You would think that after being burned by the scores of Season 1s that never churned out Season 2s (I’m looking at you with despair in my eyes, Gamer Girl), an emotional geek like myself would up and call it quits on these gaming webshows. But I can’t stop myself. So up this time around on the geek webshow deck is Rivals.
Synopsis: Pro Gamer Jason just met the girl of his dreams, but he’s about to discover that she’s also his biggest competition. With the all-important Regionals coming up, what begins as a simple rivalry turns into an IRL war as both teams try to lie, cheat, and scheme their way to victory. RIVALS, presented by geek bar Battle & Brew, proves that there’s no such thing as love within the lanes.
First off “there’s no such thing as love within the lanes” is going to be a chapter title in my memoir. Secondly, that’s a pretty accurate description of the show. So let’s get into it…
Rivals developed well and had all the elements of a well-thought-out story. A chance encounter turned into a running rivalry / romance waiting to happen, a great supporting cast with their own lives and stories to delve into when the main story slowed down, a tangible end goal – and a truly dislikeable but occasionally funny antagonist.
Following Vic and Jason as they tried to keep their teams together appealed to both the realist and the escapist in me. The realist liked the everyday-ness of it all, the awkward encounters and the group dynamics. The escapist… well, how many of us are really ever going to get to the LoL regionals and still have lives to live in our spare time?
But seriously, Rivals packed a complex and coherent storyline into its 12 episode season, and that’s awesome. I accidentally skipped an episode at one point (read: damn you, sporadic free WiFi zone) and found myself actually going back to catch up on plot points – this doesn’t happen often with webshows.
Sometimes, not all the time – and not even very often, but sometimes – stereotypes work. Rivals did a great job of making room for plot development by cutting away character development time and introducing us to a cast of characters we largely already know: that douchebag gamer, that incongruously cute but vicious gamer, the silent and deadly strategiser, the guy who never loses etc, etc. Usually I’m not a fan of stereotypical characters because it tends to end there and we never get to know anything more about them, but Rivals did a good job of using them as a base and building from there.
Our protagonists were quirky, sometimes irritating and other times endearing, which is always a great mix. I suppose my only gripe was the over-done extras, and there were only two of them so it’s not a train smash.
You know how it is with indie productions. You can get anything from “is that static in the background?” to “this is like watching a Nigerian movie” levels of sound and video quality. I’m glad to say that Rivals was closer to the static in the background levels of noise than they were to the ear-bleed levels when it comes to sound. And the show definitely improved as it went on, adjusting well for the outdoor scenes (trust me, outdoor scenes are not a joke).
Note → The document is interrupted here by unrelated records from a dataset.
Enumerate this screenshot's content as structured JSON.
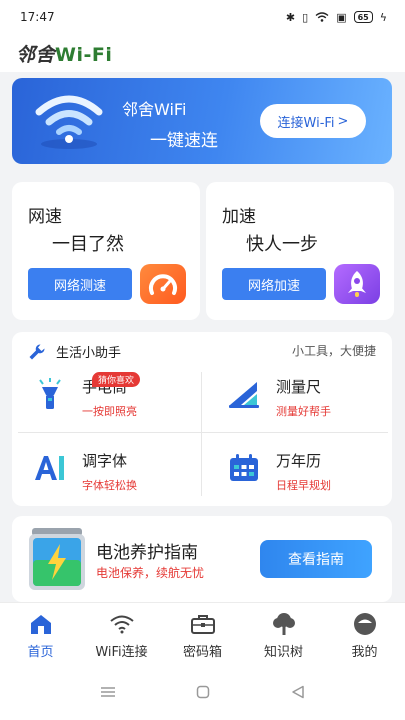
{
  "status_bar": {
    "time": "17:47",
    "battery": "65"
  },
  "header": {
    "logo_zh": "邻舍",
    "logo_en": "Wi-Fi"
  },
  "banner": {
    "title": "邻舍WiFi",
    "subtitle": "一键速连",
    "button_label": "连接Wi-Fi",
    "button_chevron": ">"
  },
  "speed_cards": [
    {
      "title": "网速",
      "subtitle": "一目了然",
      "button_label": "网络测速",
      "icon": "speedometer-icon"
    },
    {
      "title": "加速",
      "subtitle": "快人一步",
      "button_label": "网络加速",
      "icon": "rocket-icon"
    }
  ],
  "helper": {
    "title": "生活小助手",
    "tagline": "小工具，大便捷",
    "tools": [
      {
        "name": "手电筒",
        "desc": "一按即照亮",
        "badge": "猜你喜欢",
        "icon": "flashlight-icon"
      },
      {
        "name": "测量尺",
        "desc": "测量好帮手",
        "icon": "ruler-icon"
      },
      {
        "name": "调字体",
        "desc": "字体轻松换",
        "icon": "font-icon"
      },
      {
        "name": "万年历",
        "desc": "日程早规划",
        "icon": "calendar-icon"
      }
    ]
  },
  "battery_card": {
    "title": "电池养护指南",
    "subtitle": "电池保养，续航无忧",
    "button_label": "查看指南"
  },
  "tabs": [
    {
      "label": "首页",
      "icon": "home-icon",
      "active": true
    },
    {
      "label": "WiFi连接",
      "icon": "wifi-icon",
      "active": false
    },
    {
      "label": "密码箱",
      "icon": "briefcase-icon",
      "active": false
    },
    {
      "label": "知识树",
      "icon": "tree-icon",
      "active": false
    },
    {
      "label": "我的",
      "icon": "profile-icon",
      "active": false
    }
  ],
  "colors": {
    "primary": "#3b7ff0",
    "accent_red": "#e53935",
    "logo_green": "#2e7d32"
  }
}
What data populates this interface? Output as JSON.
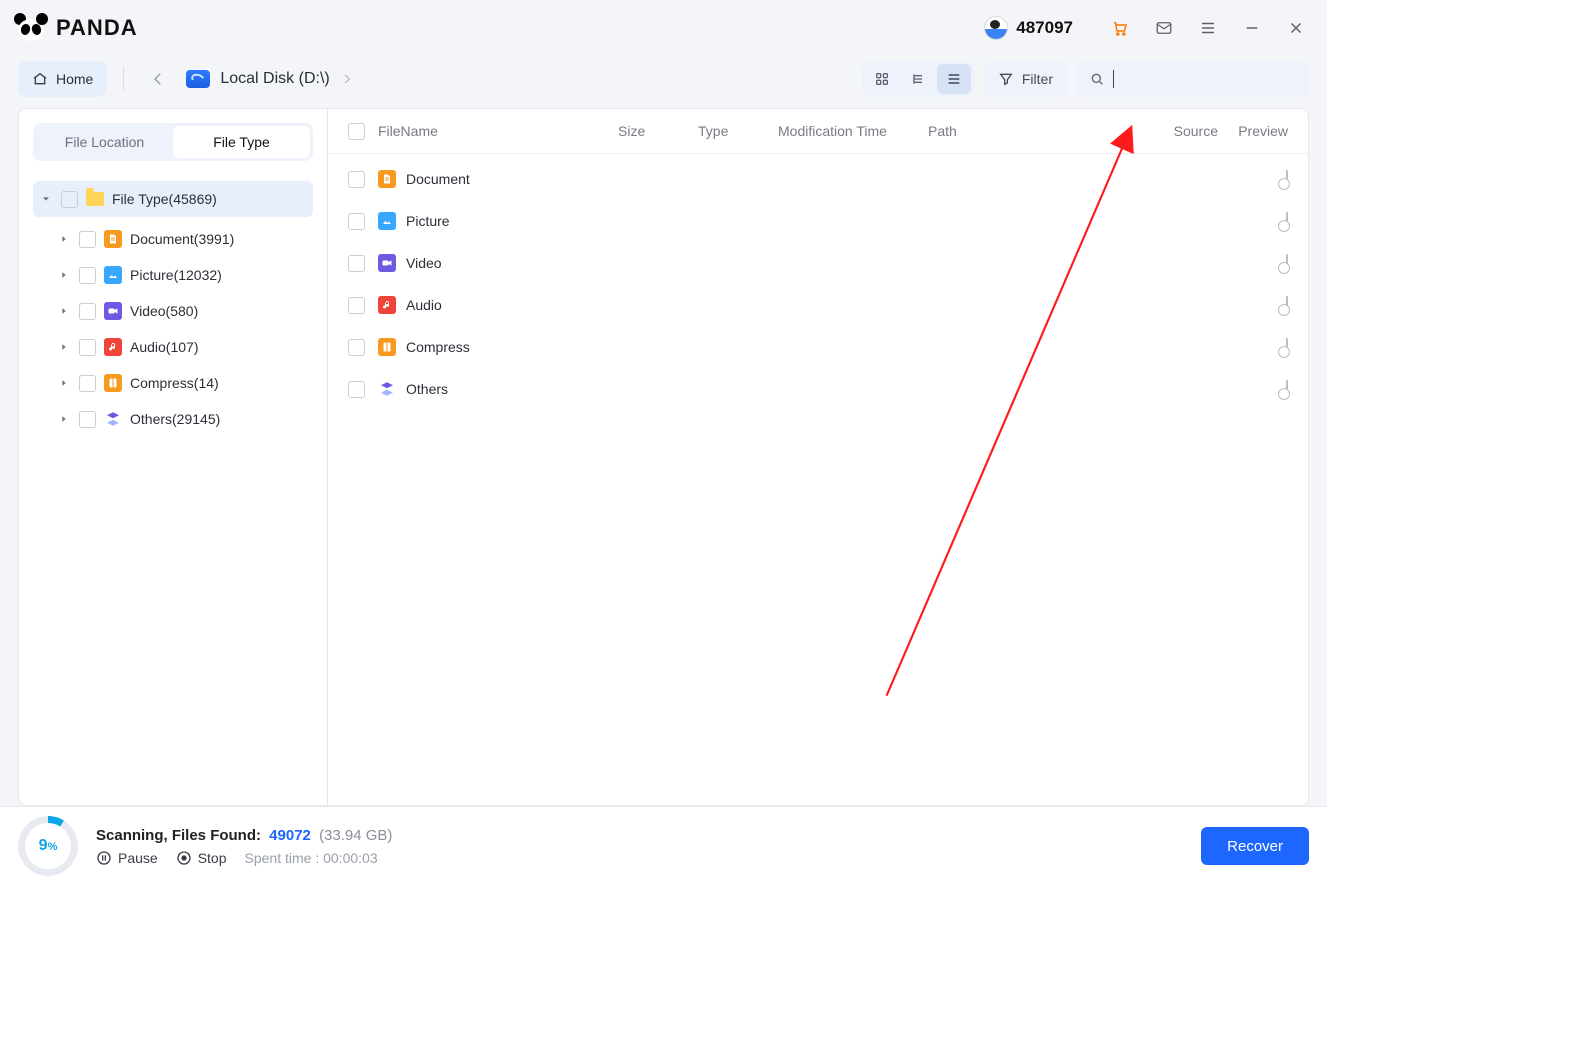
{
  "brand": {
    "name": "PANDA"
  },
  "titlebar": {
    "user_id": "487097"
  },
  "toolbar": {
    "home_label": "Home",
    "breadcrumb": "Local Disk (D:\\)",
    "filter_label": "Filter"
  },
  "sidebar": {
    "tabs": {
      "location": "File Location",
      "type": "File Type",
      "active": "type"
    },
    "root": {
      "label": "File Type(45869)"
    },
    "items": [
      {
        "key": "document",
        "label": "Document(3991)"
      },
      {
        "key": "picture",
        "label": "Picture(12032)"
      },
      {
        "key": "video",
        "label": "Video(580)"
      },
      {
        "key": "audio",
        "label": "Audio(107)"
      },
      {
        "key": "compress",
        "label": "Compress(14)"
      },
      {
        "key": "others",
        "label": "Others(29145)"
      }
    ]
  },
  "table": {
    "headers": {
      "name": "FileName",
      "size": "Size",
      "type": "Type",
      "mod": "Modification Time",
      "path": "Path",
      "source": "Source",
      "preview": "Preview"
    },
    "rows": [
      {
        "key": "document",
        "label": "Document"
      },
      {
        "key": "picture",
        "label": "Picture"
      },
      {
        "key": "video",
        "label": "Video"
      },
      {
        "key": "audio",
        "label": "Audio"
      },
      {
        "key": "compress",
        "label": "Compress"
      },
      {
        "key": "others",
        "label": "Others"
      }
    ]
  },
  "status": {
    "progress_label": "9",
    "progress_suffix": "%",
    "scanning_label": "Scanning, Files Found:",
    "found_count": "49072",
    "found_size": "(33.94 GB)",
    "pause": "Pause",
    "stop": "Stop",
    "spent": "Spent time : 00:00:03",
    "recover": "Recover"
  },
  "colors": {
    "accent": "#1d66ff",
    "progress": "#0ea5e9",
    "doc": "#f79a1f",
    "picture": "#38a7ff",
    "video": "#6d5ae3",
    "audio": "#f04438",
    "compress": "#f79a1f"
  }
}
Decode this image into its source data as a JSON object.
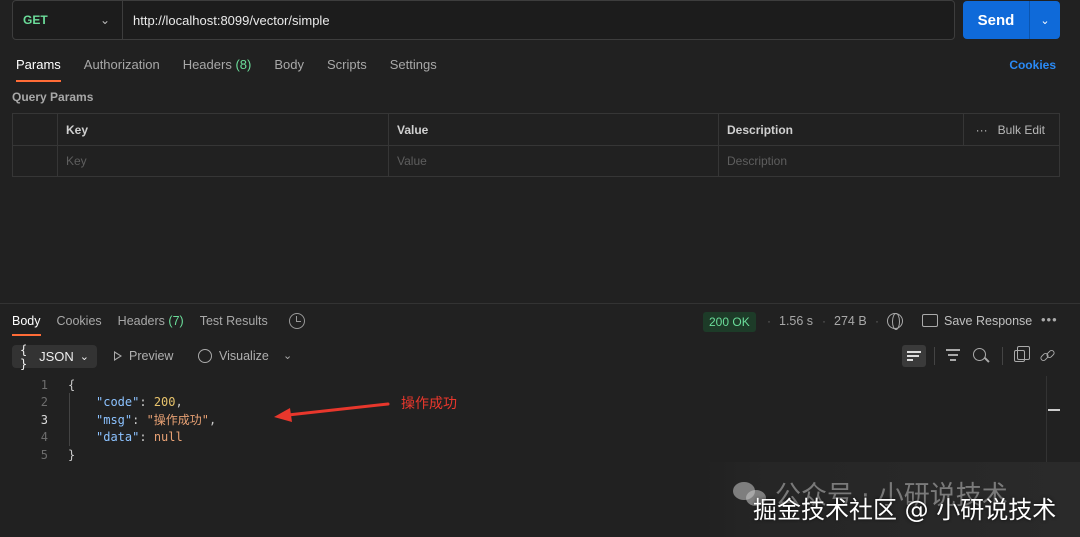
{
  "request": {
    "method": "GET",
    "url": "http://localhost:8099/vector/simple",
    "send_label": "Send"
  },
  "request_tabs": {
    "params": "Params",
    "authorization": "Authorization",
    "headers": "Headers",
    "headers_count": "(8)",
    "body": "Body",
    "scripts": "Scripts",
    "settings": "Settings",
    "cookies": "Cookies"
  },
  "query_params": {
    "title": "Query Params",
    "columns": [
      "Key",
      "Value",
      "Description"
    ],
    "placeholders": [
      "Key",
      "Value",
      "Description"
    ],
    "bulk_edit": "Bulk Edit"
  },
  "response_tabs": {
    "body": "Body",
    "cookies": "Cookies",
    "headers": "Headers",
    "headers_count": "(7)",
    "test_results": "Test Results"
  },
  "response_meta": {
    "status": "200 OK",
    "time": "1.56 s",
    "size": "274 B",
    "save_response": "Save Response"
  },
  "body_toolbar": {
    "format": "JSON",
    "preview": "Preview",
    "visualize": "Visualize"
  },
  "code": {
    "line_numbers": [
      "1",
      "2",
      "3",
      "4",
      "5"
    ],
    "open_brace": "{",
    "close_brace": "}",
    "code_key": "\"code\"",
    "code_value": "200",
    "msg_key": "\"msg\"",
    "msg_value": "\"操作成功\"",
    "data_key": "\"data\"",
    "data_value": "null"
  },
  "annotation": {
    "text": "操作成功",
    "color": "#e8372c"
  },
  "watermark": {
    "line1": "公众号 · 小研说技术",
    "line2": "掘金技术社区 @ 小研说技术"
  },
  "colors": {
    "accent_send": "#0f6ad9",
    "tab_indicator": "#ff6c37",
    "method_get": "#6bdd9a",
    "status_ok": "#6bdd9a"
  }
}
What really shone for me was the video quality. Whether chilling in the dark and damp of a basement bar, at the Battle & Brew (how awesome a name is that??) or in the unforgiving sunlight of an abandoned stretch of road, these guys had their camera work on point. It’s the kind of thing that makes you realise that not all webshows have to come with the “forgive the quality” addendum when you’re recommending them to friends.
If you were hoping to learn how to play LoL from this show, you’re out of luck. However, if you wanted some geeky entertainment and maybe a lesson on how to deal with douchebag gamers, you’re in all the lucks because Rivals is geeky and entertaining and (SPOILER) in the end the douchenozzle loses. (END SPOILER).
Mood Rating: Get comfy in your gaming chair and tune out everything but your love for Summoner’s Rift, because an enemy is about to be slain!